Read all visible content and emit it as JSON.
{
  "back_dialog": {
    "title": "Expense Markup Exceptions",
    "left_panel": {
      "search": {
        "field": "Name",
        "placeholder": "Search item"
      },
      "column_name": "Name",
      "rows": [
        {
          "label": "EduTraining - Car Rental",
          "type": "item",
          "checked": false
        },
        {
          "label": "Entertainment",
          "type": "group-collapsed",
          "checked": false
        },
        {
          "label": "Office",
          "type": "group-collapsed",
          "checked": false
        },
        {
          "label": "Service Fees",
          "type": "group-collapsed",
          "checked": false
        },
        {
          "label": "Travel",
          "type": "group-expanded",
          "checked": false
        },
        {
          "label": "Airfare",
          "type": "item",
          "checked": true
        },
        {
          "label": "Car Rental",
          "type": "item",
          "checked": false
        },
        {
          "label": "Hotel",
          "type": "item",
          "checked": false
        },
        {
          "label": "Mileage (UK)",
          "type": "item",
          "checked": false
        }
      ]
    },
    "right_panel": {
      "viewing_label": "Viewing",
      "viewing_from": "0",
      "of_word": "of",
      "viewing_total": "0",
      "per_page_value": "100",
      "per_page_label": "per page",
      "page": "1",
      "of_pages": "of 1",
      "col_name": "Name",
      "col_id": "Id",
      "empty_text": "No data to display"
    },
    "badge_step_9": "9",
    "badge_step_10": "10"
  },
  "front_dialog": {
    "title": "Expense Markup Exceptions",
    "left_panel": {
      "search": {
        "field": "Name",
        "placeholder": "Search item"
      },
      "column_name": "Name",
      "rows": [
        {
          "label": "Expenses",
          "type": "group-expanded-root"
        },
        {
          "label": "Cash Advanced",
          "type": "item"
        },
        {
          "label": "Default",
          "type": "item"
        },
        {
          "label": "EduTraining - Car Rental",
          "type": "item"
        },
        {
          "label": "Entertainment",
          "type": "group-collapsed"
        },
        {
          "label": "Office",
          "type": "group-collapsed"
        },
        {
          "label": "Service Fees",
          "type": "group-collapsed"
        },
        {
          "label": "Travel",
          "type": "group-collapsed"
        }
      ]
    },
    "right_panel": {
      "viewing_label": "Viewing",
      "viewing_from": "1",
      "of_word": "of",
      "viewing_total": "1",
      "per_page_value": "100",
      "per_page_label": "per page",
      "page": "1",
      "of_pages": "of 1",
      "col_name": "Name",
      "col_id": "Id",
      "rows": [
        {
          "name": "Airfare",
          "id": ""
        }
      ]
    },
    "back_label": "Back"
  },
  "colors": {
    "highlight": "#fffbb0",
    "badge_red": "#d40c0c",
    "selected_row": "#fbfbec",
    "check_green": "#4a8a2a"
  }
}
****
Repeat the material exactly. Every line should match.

Solution:
Read all visible content and emit it as JSON.
{
  "back_dialog": {
    "title": "Expense Markup Exceptions",
    "left_panel": {
      "search": {
        "field": "Name",
        "placeholder": "Search item"
      },
      "column_name": "Name",
      "rows": [
        {
          "label": "EduTraining - Car Rental",
          "type": "item",
          "checked": false
        },
        {
          "label": "Entertainment",
          "type": "group-collapsed",
          "checked": false
        },
        {
          "label": "Office",
          "type": "group-collapsed",
          "checked": false
        },
        {
          "label": "Service Fees",
          "type": "group-collapsed",
          "checked": false
        },
        {
          "label": "Travel",
          "type": "group-expanded",
          "checked": false
        },
        {
          "label": "Airfare",
          "type": "item",
          "checked": true
        },
        {
          "label": "Car Rental",
          "type": "item",
          "checked": false
        },
        {
          "label": "Hotel",
          "type": "item",
          "checked": false
        },
        {
          "label": "Mileage (UK)",
          "type": "item",
          "checked": false
        }
      ]
    },
    "right_panel": {
      "viewing_label": "Viewing",
      "viewing_from": "0",
      "of_word": "of",
      "viewing_total": "0",
      "per_page_value": "100",
      "per_page_label": "per page",
      "page": "1",
      "of_pages": "of 1",
      "col_name": "Name",
      "col_id": "Id",
      "empty_text": "No data to display"
    },
    "badge_step_9": "9",
    "badge_step_10": "10"
  },
  "front_dialog": {
    "title": "Expense Markup Exceptions",
    "left_panel": {
      "search": {
        "field": "Name",
        "placeholder": "Search item"
      },
      "column_name": "Name",
      "rows": [
        {
          "label": "Expenses",
          "type": "group-expanded-root"
        },
        {
          "label": "Cash Advanced",
          "type": "item"
        },
        {
          "label": "Default",
          "type": "item"
        },
        {
          "label": "EduTraining - Car Rental",
          "type": "item"
        },
        {
          "label": "Entertainment",
          "type": "group-collapsed"
        },
        {
          "label": "Office",
          "type": "group-collapsed"
        },
        {
          "label": "Service Fees",
          "type": "group-collapsed"
        },
        {
          "label": "Travel",
          "type": "group-collapsed"
        }
      ]
    },
    "right_panel": {
      "viewing_label": "Viewing",
      "viewing_from": "1",
      "of_word": "of",
      "viewing_total": "1",
      "per_page_value": "100",
      "per_page_label": "per page",
      "page": "1",
      "of_pages": "of 1",
      "col_name": "Name",
      "col_id": "Id",
      "rows": [
        {
          "name": "Airfare",
          "id": ""
        }
      ]
    },
    "back_label": "Back"
  },
  "colors": {
    "highlight": "#fffbb0",
    "badge_red": "#d40c0c",
    "selected_row": "#fbfbec",
    "check_green": "#4a8a2a"
  }
}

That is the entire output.